Exercise goal: Whatever the records hold, copy it exactly and completely.

━━━━

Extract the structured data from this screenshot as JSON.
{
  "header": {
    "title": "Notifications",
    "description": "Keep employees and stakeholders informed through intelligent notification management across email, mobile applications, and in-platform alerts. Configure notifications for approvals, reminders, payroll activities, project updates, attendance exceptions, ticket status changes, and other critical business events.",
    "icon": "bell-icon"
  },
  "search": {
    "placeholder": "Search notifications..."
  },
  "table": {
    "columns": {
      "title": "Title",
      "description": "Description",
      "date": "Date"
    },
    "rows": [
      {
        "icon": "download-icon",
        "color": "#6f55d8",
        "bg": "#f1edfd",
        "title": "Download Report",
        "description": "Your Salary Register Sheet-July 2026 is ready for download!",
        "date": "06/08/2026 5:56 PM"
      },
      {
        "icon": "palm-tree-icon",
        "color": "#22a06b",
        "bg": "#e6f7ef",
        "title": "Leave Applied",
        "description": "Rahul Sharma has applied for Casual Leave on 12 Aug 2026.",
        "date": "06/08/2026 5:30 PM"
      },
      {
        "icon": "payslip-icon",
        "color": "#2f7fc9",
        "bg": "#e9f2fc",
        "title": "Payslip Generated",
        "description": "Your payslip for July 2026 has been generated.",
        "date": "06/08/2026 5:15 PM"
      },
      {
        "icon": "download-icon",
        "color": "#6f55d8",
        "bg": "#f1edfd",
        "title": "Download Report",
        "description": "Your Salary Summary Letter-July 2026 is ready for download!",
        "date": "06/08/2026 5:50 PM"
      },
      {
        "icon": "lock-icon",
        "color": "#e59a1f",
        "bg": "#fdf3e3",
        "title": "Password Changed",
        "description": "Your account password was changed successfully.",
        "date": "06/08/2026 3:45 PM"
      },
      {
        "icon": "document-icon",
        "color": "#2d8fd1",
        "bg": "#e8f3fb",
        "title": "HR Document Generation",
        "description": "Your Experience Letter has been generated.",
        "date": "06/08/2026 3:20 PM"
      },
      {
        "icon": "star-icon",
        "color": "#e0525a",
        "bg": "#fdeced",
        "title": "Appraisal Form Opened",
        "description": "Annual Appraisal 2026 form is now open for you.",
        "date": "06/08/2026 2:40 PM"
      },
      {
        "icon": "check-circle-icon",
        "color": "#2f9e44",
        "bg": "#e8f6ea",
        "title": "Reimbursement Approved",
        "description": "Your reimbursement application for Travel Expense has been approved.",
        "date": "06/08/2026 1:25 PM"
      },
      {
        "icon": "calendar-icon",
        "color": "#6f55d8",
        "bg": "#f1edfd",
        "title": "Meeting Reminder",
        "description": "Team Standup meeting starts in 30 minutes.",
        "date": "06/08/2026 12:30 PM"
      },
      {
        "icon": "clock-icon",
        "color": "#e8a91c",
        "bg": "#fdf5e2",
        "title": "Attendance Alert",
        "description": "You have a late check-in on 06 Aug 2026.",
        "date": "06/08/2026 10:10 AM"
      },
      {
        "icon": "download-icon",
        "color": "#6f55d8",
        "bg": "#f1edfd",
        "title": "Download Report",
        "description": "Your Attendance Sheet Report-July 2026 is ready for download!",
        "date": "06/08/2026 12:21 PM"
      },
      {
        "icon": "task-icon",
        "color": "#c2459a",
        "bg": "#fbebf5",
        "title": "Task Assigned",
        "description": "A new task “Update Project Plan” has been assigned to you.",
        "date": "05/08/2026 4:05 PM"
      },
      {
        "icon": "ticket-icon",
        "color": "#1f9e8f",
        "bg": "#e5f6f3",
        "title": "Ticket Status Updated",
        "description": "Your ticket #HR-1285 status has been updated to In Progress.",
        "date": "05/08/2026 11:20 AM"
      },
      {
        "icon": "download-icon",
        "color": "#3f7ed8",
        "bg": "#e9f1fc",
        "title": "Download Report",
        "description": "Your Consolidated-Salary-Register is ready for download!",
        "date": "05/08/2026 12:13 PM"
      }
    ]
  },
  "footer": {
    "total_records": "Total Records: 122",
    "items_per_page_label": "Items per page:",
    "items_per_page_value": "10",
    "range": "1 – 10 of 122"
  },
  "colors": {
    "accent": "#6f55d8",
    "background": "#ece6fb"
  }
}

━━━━

Result for this task:
Extract the structured data from this screenshot as JSON.
{
  "header": {
    "title": "Notifications",
    "description": "Keep employees and stakeholders informed through intelligent notification management across email, mobile applications, and in-platform alerts. Configure notifications for approvals, reminders, payroll activities, project updates, attendance exceptions, ticket status changes, and other critical business events.",
    "icon": "bell-icon"
  },
  "search": {
    "placeholder": "Search notifications..."
  },
  "table": {
    "columns": {
      "title": "Title",
      "description": "Description",
      "date": "Date"
    },
    "rows": [
      {
        "icon": "download-icon",
        "color": "#6f55d8",
        "bg": "#f1edfd",
        "title": "Download Report",
        "description": "Your Salary Register Sheet-July 2026 is ready for download!",
        "date": "06/08/2026 5:56 PM"
      },
      {
        "icon": "palm-tree-icon",
        "color": "#22a06b",
        "bg": "#e6f7ef",
        "title": "Leave Applied",
        "description": "Rahul Sharma has applied for Casual Leave on 12 Aug 2026.",
        "date": "06/08/2026 5:30 PM"
      },
      {
        "icon": "payslip-icon",
        "color": "#2f7fc9",
        "bg": "#e9f2fc",
        "title": "Payslip Generated",
        "description": "Your payslip for July 2026 has been generated.",
        "date": "06/08/2026 5:15 PM"
      },
      {
        "icon": "download-icon",
        "color": "#6f55d8",
        "bg": "#f1edfd",
        "title": "Download Report",
        "description": "Your Salary Summary Letter-July 2026 is ready for download!",
        "date": "06/08/2026 5:50 PM"
      },
      {
        "icon": "lock-icon",
        "color": "#e59a1f",
        "bg": "#fdf3e3",
        "title": "Password Changed",
        "description": "Your account password was changed successfully.",
        "date": "06/08/2026 3:45 PM"
      },
      {
        "icon": "document-icon",
        "color": "#2d8fd1",
        "bg": "#e8f3fb",
        "title": "HR Document Generation",
        "description": "Your Experience Letter has been generated.",
        "date": "06/08/2026 3:20 PM"
      },
      {
        "icon": "star-icon",
        "color": "#e0525a",
        "bg": "#fdeced",
        "title": "Appraisal Form Opened",
        "description": "Annual Appraisal 2026 form is now open for you.",
        "date": "06/08/2026 2:40 PM"
      },
      {
        "icon": "check-circle-icon",
        "color": "#2f9e44",
        "bg": "#e8f6ea",
        "title": "Reimbursement Approved",
        "description": "Your reimbursement application for Travel Expense has been approved.",
        "date": "06/08/2026 1:25 PM"
      },
      {
        "icon": "calendar-icon",
        "color": "#6f55d8",
        "bg": "#f1edfd",
        "title": "Meeting Reminder",
        "description": "Team Standup meeting starts in 30 minutes.",
        "date": "06/08/2026 12:30 PM"
      },
      {
        "icon": "clock-icon",
        "color": "#e8a91c",
        "bg": "#fdf5e2",
        "title": "Attendance Alert",
        "description": "You have a late check-in on 06 Aug 2026.",
        "date": "06/08/2026 10:10 AM"
      },
      {
        "icon": "download-icon",
        "color": "#6f55d8",
        "bg": "#f1edfd",
        "title": "Download Report",
        "description": "Your Attendance Sheet Report-July 2026 is ready for download!",
        "date": "06/08/2026 12:21 PM"
      },
      {
        "icon": "task-icon",
        "color": "#c2459a",
        "bg": "#fbebf5",
        "title": "Task Assigned",
        "description": "A new task “Update Project Plan” has been assigned to you.",
        "date": "05/08/2026 4:05 PM"
      },
      {
        "icon": "ticket-icon",
        "color": "#1f9e8f",
        "bg": "#e5f6f3",
        "title": "Ticket Status Updated",
        "description": "Your ticket #HR-1285 status has been updated to In Progress.",
        "date": "05/08/2026 11:20 AM"
      },
      {
        "icon": "download-icon",
        "color": "#3f7ed8",
        "bg": "#e9f1fc",
        "title": "Download Report",
        "description": "Your Consolidated-Salary-Register is ready for download!",
        "date": "05/08/2026 12:13 PM"
      }
    ]
  },
  "footer": {
    "total_records": "Total Records: 122",
    "items_per_page_label": "Items per page:",
    "items_per_page_value": "10",
    "range": "1 – 10 of 122"
  },
  "colors": {
    "accent": "#6f55d8",
    "background": "#ece6fb"
  }
}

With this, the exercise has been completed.